_Task_
Set down each of the records below exactly as it reads. No pictures go into the copy.

========================================================================

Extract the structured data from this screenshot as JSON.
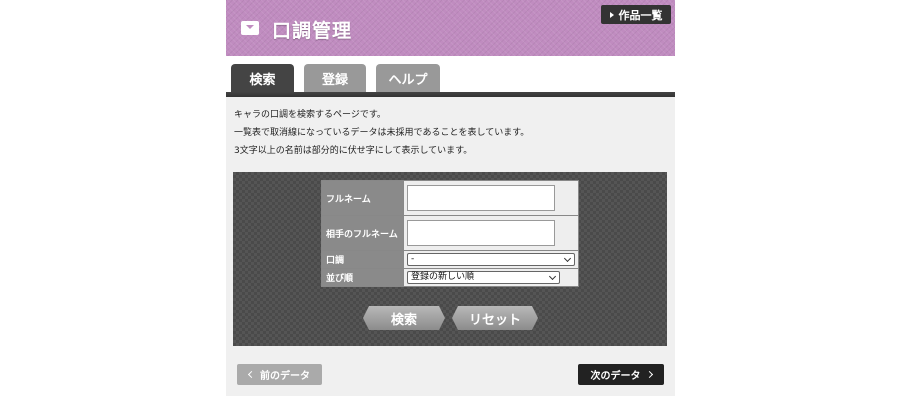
{
  "header": {
    "title": "口調管理",
    "icon": "inbox-icon",
    "works_button": "作品一覧",
    "accent": "#c08cc0"
  },
  "tabs": [
    {
      "label": "検索",
      "active": true
    },
    {
      "label": "登録",
      "active": false
    },
    {
      "label": "ヘルプ",
      "active": false
    }
  ],
  "description": [
    "キャラの口調を検索するページです。",
    "一覧表で取消線になっているデータは未採用であることを表しています。",
    "3文字以上の名前は部分的に伏せ字にして表示しています。"
  ],
  "form": {
    "fullname_label": "フルネーム",
    "fullname_value": "",
    "partner_label": "相手のフルネーム",
    "partner_value": "",
    "tone_label": "口調",
    "tone_selected": "-",
    "order_label": "並び順",
    "order_selected": "登録の新しい順"
  },
  "buttons": {
    "search": "検索",
    "reset": "リセット"
  },
  "nav": {
    "prev": "前のデータ",
    "next": "次のデータ"
  }
}
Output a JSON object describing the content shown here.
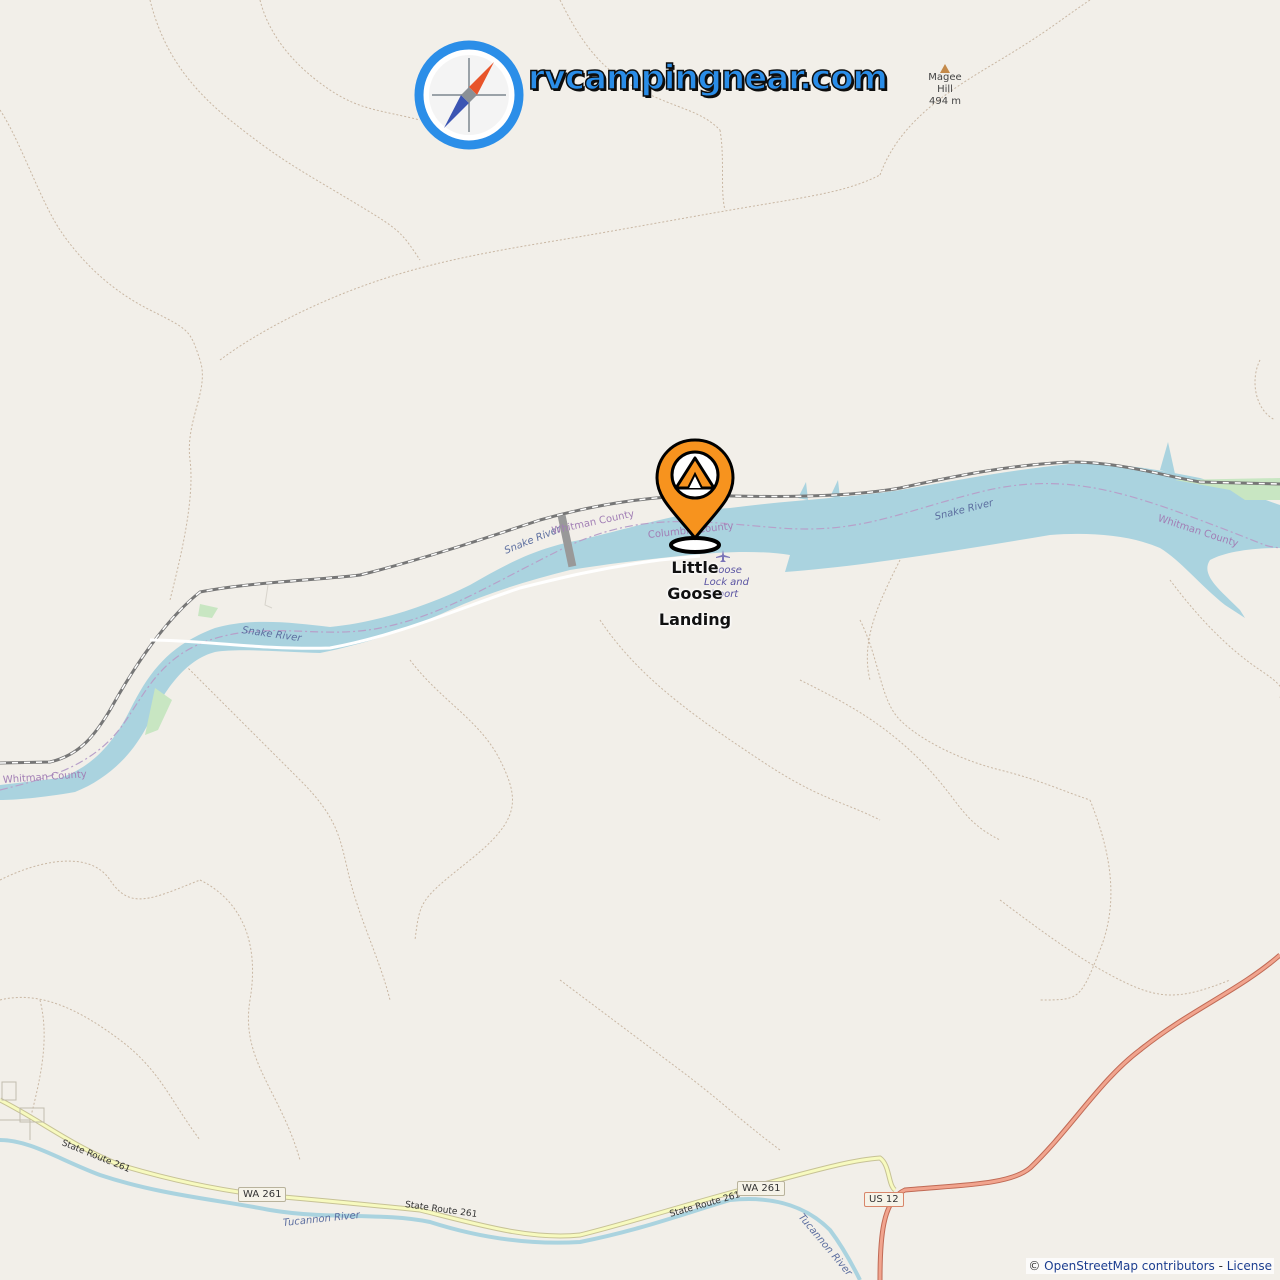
{
  "brand": {
    "name": "rvcampingnear.com",
    "logo_icon": "compass-icon",
    "colors": {
      "ring": "#2b8ee8",
      "needle_north": "#e8542a",
      "needle_south": "#3b55b3"
    }
  },
  "map": {
    "background": "#f2efe9",
    "water_color": "#aad3df",
    "marker": {
      "icon": "campsite-pin-icon",
      "color": "#f7931e",
      "place_name_lines": [
        "Little",
        "Goose",
        "Landing"
      ]
    },
    "peak": {
      "icon": "peak-triangle-icon",
      "name_lines": [
        "Magee",
        "Hill"
      ],
      "elevation": "494 m"
    },
    "poi": {
      "icon": "airport-icon",
      "lines": [
        ": Goose",
        "Lock and",
        "Airport"
      ]
    },
    "river_labels": [
      "Snake River",
      "Snake River",
      "Snake River",
      "Tucannon River",
      "Tucannon River"
    ],
    "county_labels": [
      "Whitman County",
      "Columbia County",
      "Whitman County",
      "Whitman County"
    ],
    "road_labels": [
      "State Route 261",
      "State Route 261",
      "State Route 261"
    ],
    "shields": [
      "WA 261",
      "WA 261",
      "US 12"
    ],
    "attribution": {
      "prefix": "© ",
      "link": "OpenStreetMap contributors",
      "separator": " - ",
      "license": "License"
    }
  }
}
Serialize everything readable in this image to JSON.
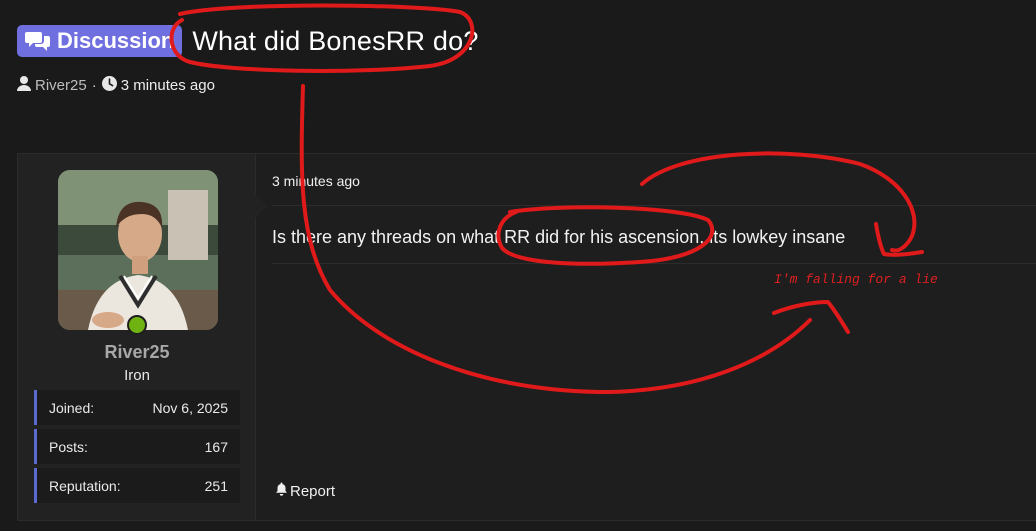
{
  "header": {
    "prefix_label": "Discussion",
    "title": "What did BonesRR do?",
    "author": "River25",
    "separator": "·",
    "time": "3 minutes ago"
  },
  "post": {
    "user": {
      "username": "River25",
      "usertitle": "Iron",
      "online": true,
      "stats": [
        {
          "label": "Joined:",
          "value": "Nov 6, 2025"
        },
        {
          "label": "Posts:",
          "value": "167"
        },
        {
          "label": "Reputation:",
          "value": "251"
        }
      ]
    },
    "time": "3 minutes ago",
    "body": "Is there any threads on what RR did for his ascension, its lowkey insane",
    "report_label": "Report"
  },
  "annotation": {
    "text": "I'm falling for a lie",
    "color": "#e02020"
  },
  "colors": {
    "background": "#1a1a1a",
    "prefix_badge": "#6f6fe0",
    "online": "#6fb313",
    "stat_accent": "#5a6ad0"
  },
  "icons": {
    "prefix": "comments-icon",
    "author": "user-icon",
    "time": "clock-icon",
    "report": "bell-icon"
  }
}
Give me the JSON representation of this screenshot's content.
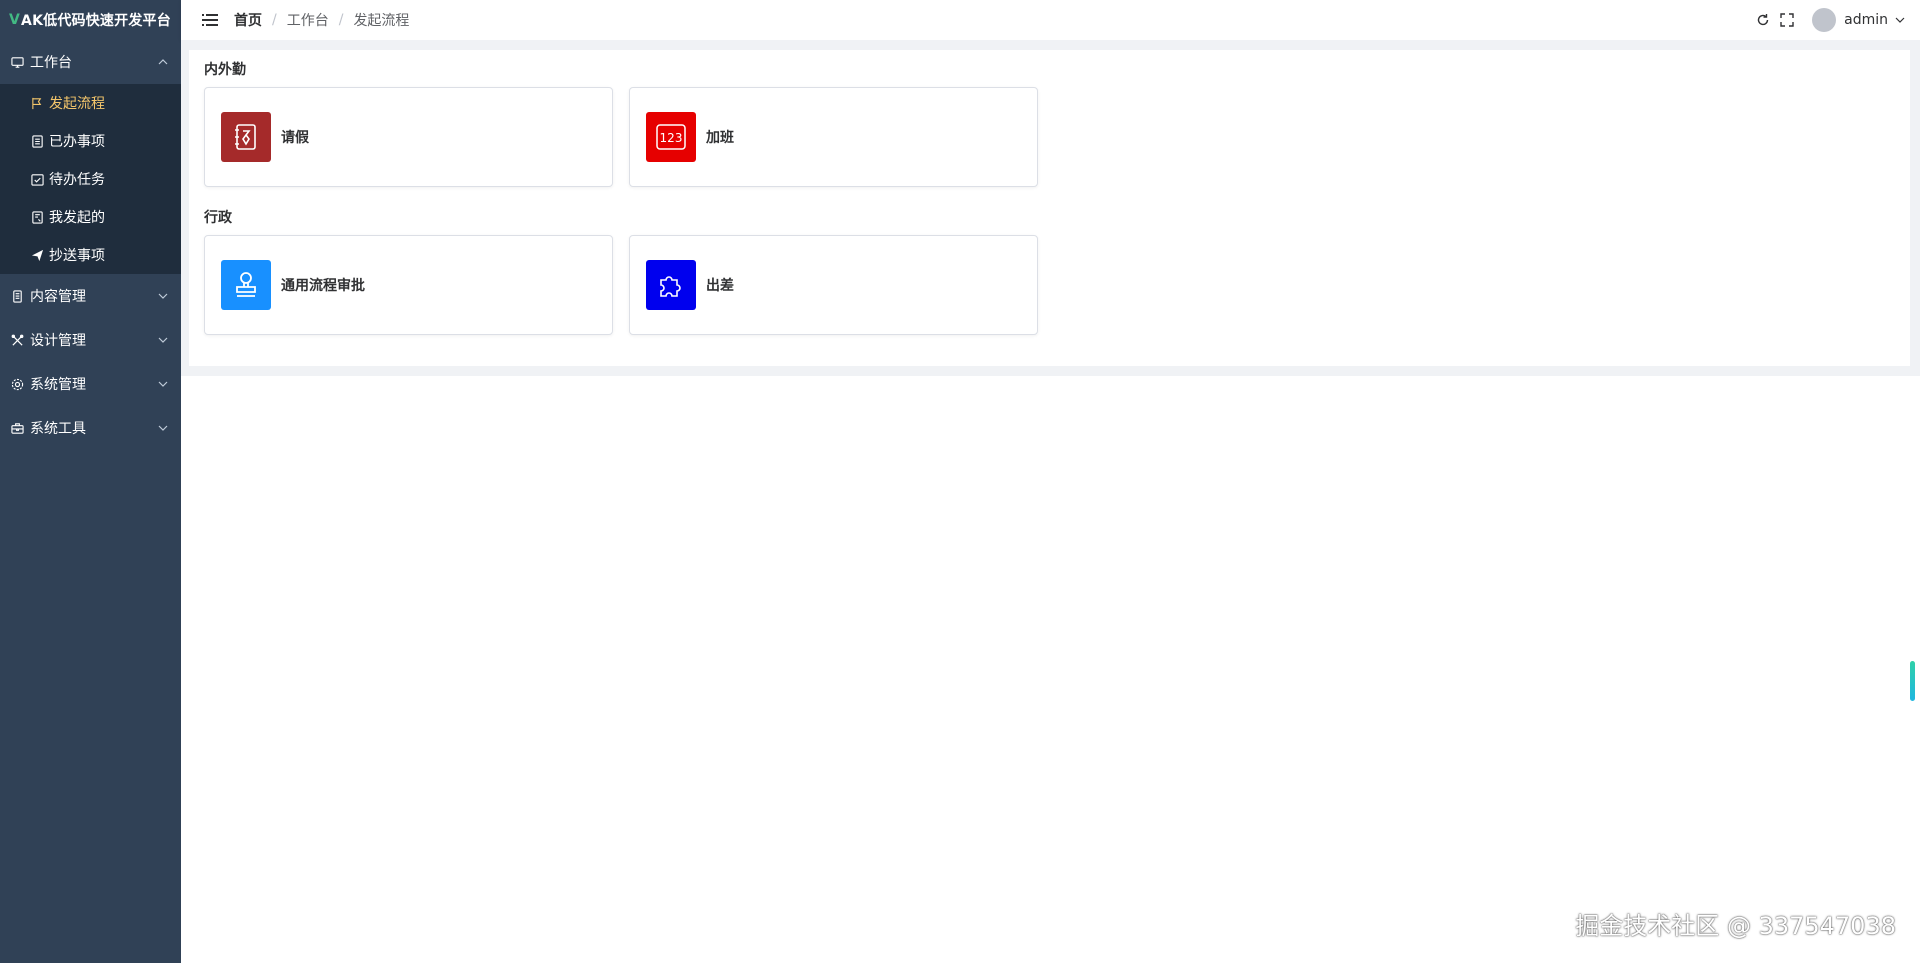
{
  "brand": {
    "v": "V",
    "rest": "AK低代码快速开发平台"
  },
  "sidebar": {
    "groups": [
      {
        "label": "工作台",
        "icon": "monitor-icon",
        "expanded": true,
        "items": [
          {
            "label": "发起流程",
            "icon": "flag-icon",
            "active": true
          },
          {
            "label": "已办事项",
            "icon": "document-icon"
          },
          {
            "label": "待办任务",
            "icon": "calendar-check-icon"
          },
          {
            "label": "我发起的",
            "icon": "notes-icon"
          },
          {
            "label": "抄送事项",
            "icon": "send-icon"
          }
        ]
      },
      {
        "label": "内容管理",
        "icon": "files-icon"
      },
      {
        "label": "设计管理",
        "icon": "tools-icon"
      },
      {
        "label": "系统管理",
        "icon": "gear-icon"
      },
      {
        "label": "系统工具",
        "icon": "toolbox-icon"
      }
    ]
  },
  "header": {
    "breadcrumb": [
      "首页",
      "工作台",
      "发起流程"
    ],
    "username": "admin"
  },
  "sections": [
    {
      "title": "内外勤",
      "cards": [
        {
          "name": "请假",
          "color": "#a52a2a",
          "icon": "leave-icon"
        },
        {
          "name": "加班",
          "color": "#e60000",
          "icon": "number-123-icon"
        }
      ]
    },
    {
      "title": "行政",
      "cards": [
        {
          "name": "通用流程审批",
          "color": "#1890ff",
          "icon": "stamp-icon"
        },
        {
          "name": "出差",
          "color": "#0000ee",
          "icon": "puzzle-icon"
        }
      ]
    }
  ],
  "watermark": "掘金技术社区 @ 337547038",
  "colors": {
    "sidebar_bg": "#304156",
    "active": "#f4c66b"
  }
}
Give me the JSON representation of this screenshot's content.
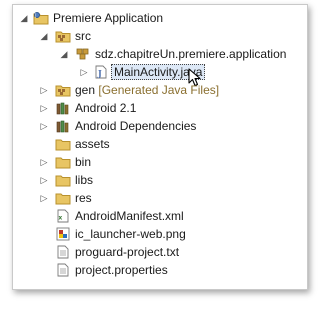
{
  "tree": {
    "project": {
      "label": "Premiere Application"
    },
    "src": {
      "label": "src"
    },
    "package": {
      "label": "sdz.chapitreUn.premiere.application"
    },
    "main_activity": {
      "label": "MainActivity.java"
    },
    "gen": {
      "label": "gen",
      "decoration": "[Generated Java Files]"
    },
    "android": {
      "label": "Android 2.1"
    },
    "android_deps": {
      "label": "Android Dependencies"
    },
    "assets": {
      "label": "assets"
    },
    "bin": {
      "label": "bin"
    },
    "libs": {
      "label": "libs"
    },
    "res": {
      "label": "res"
    },
    "manifest": {
      "label": "AndroidManifest.xml"
    },
    "launcher": {
      "label": "ic_launcher-web.png"
    },
    "proguard": {
      "label": "proguard-project.txt"
    },
    "properties": {
      "label": "project.properties"
    }
  },
  "colors": {
    "folder": "#e8c563",
    "folder_dark": "#b8912d",
    "selection_bg": "#dde8f6",
    "decoration": "#8a6f2f"
  },
  "icons": {
    "twisty_expanded": "triangle-down-icon",
    "twisty_collapsed": "triangle-right-icon"
  }
}
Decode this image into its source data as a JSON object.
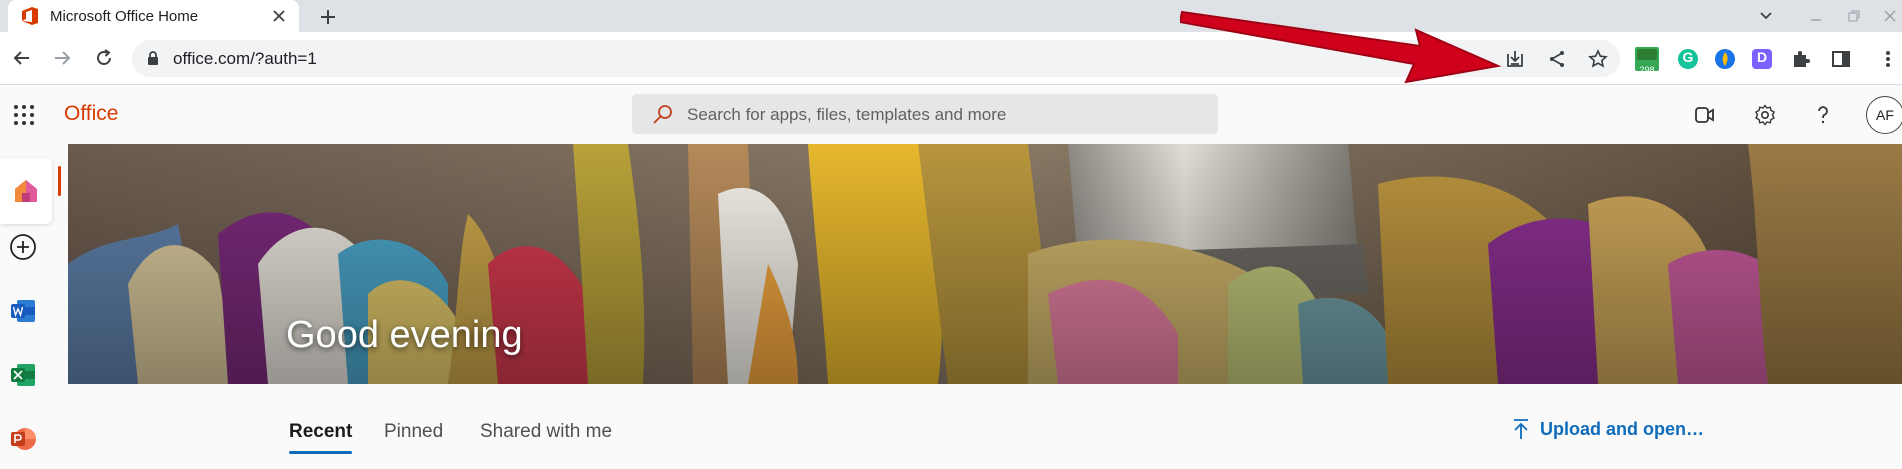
{
  "browser": {
    "tab": {
      "title": "Microsoft Office Home",
      "close_label": "×"
    },
    "new_tab_label": "+",
    "address": {
      "url": "office.com/?auth=1"
    },
    "extensions": {
      "badge_count": "298",
      "grammarly_letter": "G",
      "d_letter": "D"
    }
  },
  "office": {
    "brand": "Office",
    "search": {
      "placeholder": "Search for apps, files, templates and more"
    },
    "user_initials": "AF",
    "hero": {
      "greeting": "Good evening"
    },
    "tabs": [
      {
        "label": "Recent",
        "active": true
      },
      {
        "label": "Pinned",
        "active": false
      },
      {
        "label": "Shared with me",
        "active": false
      }
    ],
    "upload_label": "Upload and open…"
  },
  "colors": {
    "office_orange": "#d83b01",
    "link_blue": "#0f6cbd",
    "annotation_red": "#d0021b"
  }
}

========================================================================

_Result for this exercise_
Extract the structured data from this screenshot as JSON.
{
  "header": {
    "title": "口調管理",
    "icon": "inbox-icon",
    "works_button": "作品一覧",
    "accent": "#c08cc0"
  },
  "tabs": [
    {
      "label": "検索",
      "active": true
    },
    {
      "label": "登録",
      "active": false
    },
    {
      "label": "ヘルプ",
      "active": false
    }
  ],
  "description": [
    "キャラの口調を検索するページです。",
    "一覧表で取消線になっているデータは未採用であることを表しています。",
    "3文字以上の名前は部分的に伏せ字にして表示しています。"
  ],
  "form": {
    "fullname_label": "フルネーム",
    "fullname_value": "",
    "partner_label": "相手のフルネーム",
    "partner_value": "",
    "tone_label": "口調",
    "tone_selected": "-",
    "order_label": "並び順",
    "order_selected": "登録の新しい順"
  },
  "buttons": {
    "search": "検索",
    "reset": "リセット"
  },
  "nav": {
    "prev": "前のデータ",
    "next": "次のデータ"
  }
}
Output a JSON object describing the content shown here.
{
  "brand": {
    "name": "rvcampingnear.com",
    "logo_icon": "compass-icon",
    "colors": {
      "ring": "#2b8ee8",
      "needle_north": "#e8542a",
      "needle_south": "#3b55b3"
    }
  },
  "map": {
    "background": "#f2efe9",
    "water_color": "#aad3df",
    "marker": {
      "icon": "campsite-pin-icon",
      "color": "#f7931e",
      "place_name_lines": [
        "Little",
        "Goose",
        "Landing"
      ]
    },
    "peak": {
      "icon": "peak-triangle-icon",
      "name_lines": [
        "Magee",
        "Hill"
      ],
      "elevation": "494 m"
    },
    "poi": {
      "icon": "airport-icon",
      "lines": [
        ": Goose",
        "Lock and",
        "Airport"
      ]
    },
    "river_labels": [
      "Snake River",
      "Snake River",
      "Snake River",
      "Tucannon River",
      "Tucannon River"
    ],
    "county_labels": [
      "Whitman County",
      "Columbia County",
      "Whitman County",
      "Whitman County"
    ],
    "road_labels": [
      "State Route 261",
      "State Route 261",
      "State Route 261"
    ],
    "shields": [
      "WA 261",
      "WA 261",
      "US 12"
    ],
    "attribution": {
      "prefix": "© ",
      "link": "OpenStreetMap contributors",
      "separator": " - ",
      "license": "License"
    }
  }
}
Serialize everything readable in this image to JSON.
{
  "header": {
    "prefix_label": "Discussion",
    "title": "What did BonesRR do?",
    "author": "River25",
    "separator": "·",
    "time": "3 minutes ago"
  },
  "post": {
    "user": {
      "username": "River25",
      "usertitle": "Iron",
      "online": true,
      "stats": [
        {
          "label": "Joined:",
          "value": "Nov 6, 2025"
        },
        {
          "label": "Posts:",
          "value": "167"
        },
        {
          "label": "Reputation:",
          "value": "251"
        }
      ]
    },
    "time": "3 minutes ago",
    "body": "Is there any threads on what RR did for his ascension, its lowkey insane",
    "report_label": "Report"
  },
  "annotation": {
    "text": "I'm falling for a lie",
    "color": "#e02020"
  },
  "colors": {
    "background": "#1a1a1a",
    "prefix_badge": "#6f6fe0",
    "online": "#6fb313",
    "stat_accent": "#5a6ad0"
  },
  "icons": {
    "prefix": "comments-icon",
    "author": "user-icon",
    "time": "clock-icon",
    "report": "bell-icon"
  }
}
Give me the JSON representation of this screenshot's content.
{
  "brand": {
    "v": "V",
    "rest": "AK低代码快速开发平台"
  },
  "sidebar": {
    "groups": [
      {
        "label": "工作台",
        "icon": "monitor-icon",
        "expanded": true,
        "items": [
          {
            "label": "发起流程",
            "icon": "flag-icon",
            "active": true
          },
          {
            "label": "已办事项",
            "icon": "document-icon"
          },
          {
            "label": "待办任务",
            "icon": "calendar-check-icon"
          },
          {
            "label": "我发起的",
            "icon": "notes-icon"
          },
          {
            "label": "抄送事项",
            "icon": "send-icon"
          }
        ]
      },
      {
        "label": "内容管理",
        "icon": "files-icon"
      },
      {
        "label": "设计管理",
        "icon": "tools-icon"
      },
      {
        "label": "系统管理",
        "icon": "gear-icon"
      },
      {
        "label": "系统工具",
        "icon": "toolbox-icon"
      }
    ]
  },
  "header": {
    "breadcrumb": [
      "首页",
      "工作台",
      "发起流程"
    ],
    "username": "admin"
  },
  "sections": [
    {
      "title": "内外勤",
      "cards": [
        {
          "name": "请假",
          "color": "#a52a2a",
          "icon": "leave-icon"
        },
        {
          "name": "加班",
          "color": "#e60000",
          "icon": "number-123-icon"
        }
      ]
    },
    {
      "title": "行政",
      "cards": [
        {
          "name": "通用流程审批",
          "color": "#1890ff",
          "icon": "stamp-icon"
        },
        {
          "name": "出差",
          "color": "#0000ee",
          "icon": "puzzle-icon"
        }
      ]
    }
  ],
  "watermark": "掘金技术社区 @ 337547038",
  "colors": {
    "sidebar_bg": "#304156",
    "active": "#f4c66b"
  }
}
Give me the JSON representation of this screenshot's content.
{
  "tree": {
    "project": {
      "label": "Premiere Application"
    },
    "src": {
      "label": "src"
    },
    "package": {
      "label": "sdz.chapitreUn.premiere.application"
    },
    "main_activity": {
      "label": "MainActivity.java"
    },
    "gen": {
      "label": "gen",
      "decoration": "[Generated Java Files]"
    },
    "android": {
      "label": "Android 2.1"
    },
    "android_deps": {
      "label": "Android Dependencies"
    },
    "assets": {
      "label": "assets"
    },
    "bin": {
      "label": "bin"
    },
    "libs": {
      "label": "libs"
    },
    "res": {
      "label": "res"
    },
    "manifest": {
      "label": "AndroidManifest.xml"
    },
    "launcher": {
      "label": "ic_launcher-web.png"
    },
    "proguard": {
      "label": "proguard-project.txt"
    },
    "properties": {
      "label": "project.properties"
    }
  },
  "colors": {
    "folder": "#e8c563",
    "folder_dark": "#b8912d",
    "selection_bg": "#dde8f6",
    "decoration": "#8a6f2f"
  },
  "icons": {
    "twisty_expanded": "triangle-down-icon",
    "twisty_collapsed": "triangle-right-icon"
  }
}
Decode this image into its source data as a JSON object.
{
  "browser": {
    "tab": {
      "title": "Microsoft Office Home",
      "close_label": "×"
    },
    "new_tab_label": "+",
    "address": {
      "url": "office.com/?auth=1"
    },
    "extensions": {
      "badge_count": "298",
      "grammarly_letter": "G",
      "d_letter": "D"
    }
  },
  "office": {
    "brand": "Office",
    "search": {
      "placeholder": "Search for apps, files, templates and more"
    },
    "user_initials": "AF",
    "hero": {
      "greeting": "Good evening"
    },
    "tabs": [
      {
        "label": "Recent",
        "active": true
      },
      {
        "label": "Pinned",
        "active": false
      },
      {
        "label": "Shared with me",
        "active": false
      }
    ],
    "upload_label": "Upload and open…"
  },
  "colors": {
    "office_orange": "#d83b01",
    "link_blue": "#0f6cbd",
    "annotation_red": "#d0021b"
  }
}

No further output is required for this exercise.